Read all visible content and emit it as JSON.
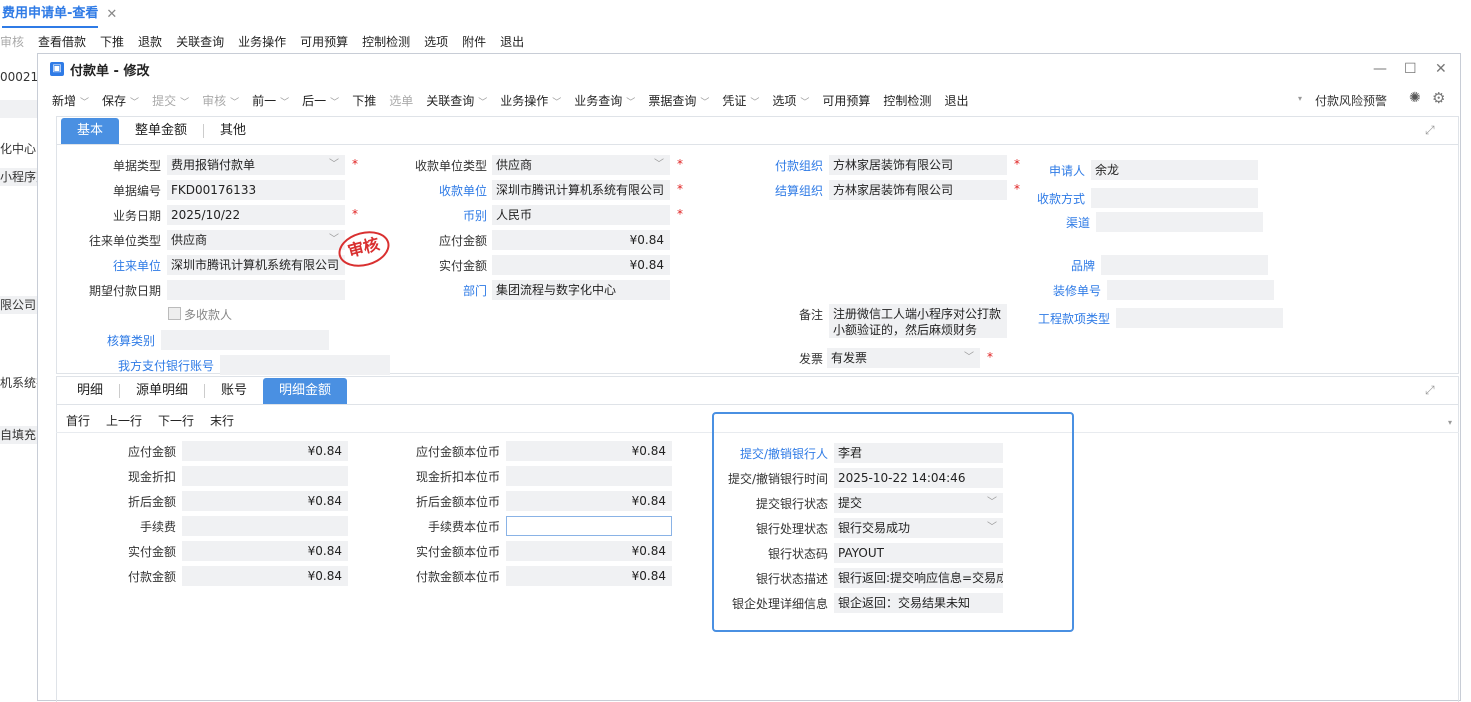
{
  "top_tab": {
    "title": "费用申请单-查看",
    "close": "✕"
  },
  "bg_toolbar": [
    {
      "label": "审核",
      "dis": true
    },
    {
      "label": "查看借款"
    },
    {
      "label": "下推"
    },
    {
      "label": "退款"
    },
    {
      "label": "关联查询"
    },
    {
      "label": "业务操作"
    },
    {
      "label": "可用预算"
    },
    {
      "label": "控制检测"
    },
    {
      "label": "选项"
    },
    {
      "label": "附件"
    },
    {
      "label": "退出"
    }
  ],
  "left_col": [
    "00021",
    "",
    "化中心",
    "小程序对",
    "",
    "限公司",
    "机系统有",
    "自填充"
  ],
  "window": {
    "title": "付款单 - 修改",
    "min": "—",
    "max": "☐",
    "close": "✕"
  },
  "toolbar": [
    "新增",
    "保存",
    "提交",
    "审核",
    "前一",
    "后一",
    "下推",
    "选单",
    "关联查询",
    "业务操作",
    "业务查询",
    "票据查询",
    "凭证",
    "选项",
    "可用预算",
    "控制检测",
    "退出"
  ],
  "toolbar_right": {
    "risk": "付款风险预警"
  },
  "top_tabs": [
    "基本",
    "整单金额",
    "其他"
  ],
  "basic": {
    "bill_type": {
      "label": "单据类型",
      "value": "费用报销付款单"
    },
    "bill_no": {
      "label": "单据编号",
      "value": "FKD00176133"
    },
    "biz_date": {
      "label": "业务日期",
      "value": "2025/10/22"
    },
    "contact_type": {
      "label": "往来单位类型",
      "value": "供应商"
    },
    "contact_unit": {
      "label": "往来单位",
      "value": "深圳市腾讯计算机系统有限公司"
    },
    "expect_date": {
      "label": "期望付款日期",
      "value": ""
    },
    "multi_payee": {
      "label": "多收款人"
    },
    "acct_cat": {
      "label": "核算类别",
      "value": ""
    },
    "our_bank": {
      "label": "我方支付银行账号",
      "value": ""
    },
    "payee_type": {
      "label": "收款单位类型",
      "value": "供应商"
    },
    "payee": {
      "label": "收款单位",
      "value": "深圳市腾讯计算机系统有限公司"
    },
    "currency": {
      "label": "币别",
      "value": "人民币"
    },
    "payable": {
      "label": "应付金额",
      "value": "¥0.84"
    },
    "actual": {
      "label": "实付金额",
      "value": "¥0.84"
    },
    "dept": {
      "label": "部门",
      "value": "集团流程与数字化中心"
    },
    "pay_org": {
      "label": "付款组织",
      "value": "方林家居装饰有限公司"
    },
    "settle_org": {
      "label": "结算组织",
      "value": "方林家居装饰有限公司"
    },
    "remark": {
      "label": "备注",
      "value": "注册微信工人端小程序对公打款小额验证的，然后麻烦财务"
    },
    "invoice": {
      "label": "发票",
      "value": "有发票"
    },
    "applicant": {
      "label": "申请人",
      "value": "余龙"
    },
    "recv_method": {
      "label": "收款方式",
      "value": ""
    },
    "channel": {
      "label": "渠道",
      "value": ""
    },
    "brand": {
      "label": "品牌",
      "value": ""
    },
    "deco_no": {
      "label": "装修单号",
      "value": ""
    },
    "proj_type": {
      "label": "工程款项类型",
      "value": ""
    },
    "seal": "审核"
  },
  "detail_tabs": [
    "明细",
    "源单明细",
    "账号",
    "明细金额"
  ],
  "nav": [
    "首行",
    "上一行",
    "下一行",
    "末行"
  ],
  "amounts": [
    {
      "l": "应付金额",
      "v": "¥0.84",
      "l2": "应付金额本位币",
      "v2": "¥0.84"
    },
    {
      "l": "现金折扣",
      "v": "",
      "l2": "现金折扣本位币",
      "v2": ""
    },
    {
      "l": "折后金额",
      "v": "¥0.84",
      "l2": "折后金额本位币",
      "v2": "¥0.84"
    },
    {
      "l": "手续费",
      "v": "",
      "l2": "手续费本位币",
      "v2": ""
    },
    {
      "l": "实付金额",
      "v": "¥0.84",
      "l2": "实付金额本位币",
      "v2": "¥0.84"
    },
    {
      "l": "付款金额",
      "v": "¥0.84",
      "l2": "付款金额本位币",
      "v2": "¥0.84"
    }
  ],
  "bank": [
    {
      "l": "提交/撤销银行人",
      "v": "李君",
      "blue": true
    },
    {
      "l": "提交/撤销银行时间",
      "v": "2025-10-22 14:04:46"
    },
    {
      "l": "提交银行状态",
      "v": "提交",
      "sel": true
    },
    {
      "l": "银行处理状态",
      "v": "银行交易成功",
      "sel": true
    },
    {
      "l": "银行状态码",
      "v": "PAYOUT"
    },
    {
      "l": "银行状态描述",
      "v": "银行返回:提交响应信息=交易成"
    },
    {
      "l": "银企处理详细信息",
      "v": "银企返回：交易结果未知"
    }
  ]
}
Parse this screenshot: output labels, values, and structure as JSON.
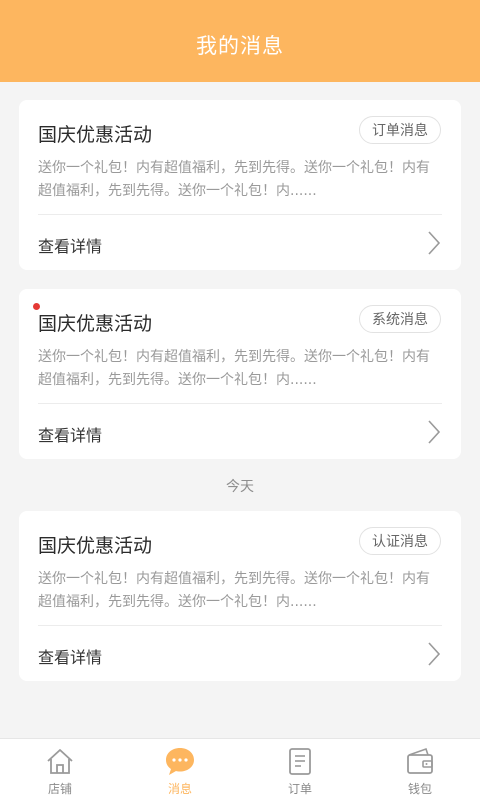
{
  "header": {
    "title": "我的消息"
  },
  "messages": [
    {
      "title": "国庆优惠活动",
      "tag": "订单消息",
      "desc": "送你一个礼包！内有超值福利，先到先得。送你一个礼包！内有超值福利，先到先得。送你一个礼包！内......",
      "detail": "查看详情",
      "unread": false
    },
    {
      "title": "国庆优惠活动",
      "tag": "系统消息",
      "desc": "送你一个礼包！内有超值福利，先到先得。送你一个礼包！内有超值福利，先到先得。送你一个礼包！内......",
      "detail": "查看详情",
      "unread": true
    },
    {
      "title": "国庆优惠活动",
      "tag": "认证消息",
      "desc": "送你一个礼包！内有超值福利，先到先得。送你一个礼包！内有超值福利，先到先得。送你一个礼包！内......",
      "detail": "查看详情",
      "unread": false
    }
  ],
  "date_separator": "今天",
  "tabbar": {
    "items": [
      {
        "label": "店铺",
        "icon": "store-icon",
        "active": false
      },
      {
        "label": "消息",
        "icon": "message-icon",
        "active": true
      },
      {
        "label": "订单",
        "icon": "order-icon",
        "active": false
      },
      {
        "label": "钱包",
        "icon": "wallet-icon",
        "active": false
      }
    ]
  },
  "colors": {
    "accent": "#fdb65f",
    "unread_dot": "#e53935",
    "background": "#f4f4f4"
  }
}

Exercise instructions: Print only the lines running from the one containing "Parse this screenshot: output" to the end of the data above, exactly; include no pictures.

Answer for the task:
Parse this screenshot: output labels, values, and structure as JSON.
{
  "header": {
    "title": "我的消息"
  },
  "messages": [
    {
      "title": "国庆优惠活动",
      "tag": "订单消息",
      "desc": "送你一个礼包！内有超值福利，先到先得。送你一个礼包！内有超值福利，先到先得。送你一个礼包！内......",
      "detail": "查看详情",
      "unread": false
    },
    {
      "title": "国庆优惠活动",
      "tag": "系统消息",
      "desc": "送你一个礼包！内有超值福利，先到先得。送你一个礼包！内有超值福利，先到先得。送你一个礼包！内......",
      "detail": "查看详情",
      "unread": true
    },
    {
      "title": "国庆优惠活动",
      "tag": "认证消息",
      "desc": "送你一个礼包！内有超值福利，先到先得。送你一个礼包！内有超值福利，先到先得。送你一个礼包！内......",
      "detail": "查看详情",
      "unread": false
    }
  ],
  "date_separator": "今天",
  "tabbar": {
    "items": [
      {
        "label": "店铺",
        "icon": "store-icon",
        "active": false
      },
      {
        "label": "消息",
        "icon": "message-icon",
        "active": true
      },
      {
        "label": "订单",
        "icon": "order-icon",
        "active": false
      },
      {
        "label": "钱包",
        "icon": "wallet-icon",
        "active": false
      }
    ]
  },
  "colors": {
    "accent": "#fdb65f",
    "unread_dot": "#e53935",
    "background": "#f4f4f4"
  }
}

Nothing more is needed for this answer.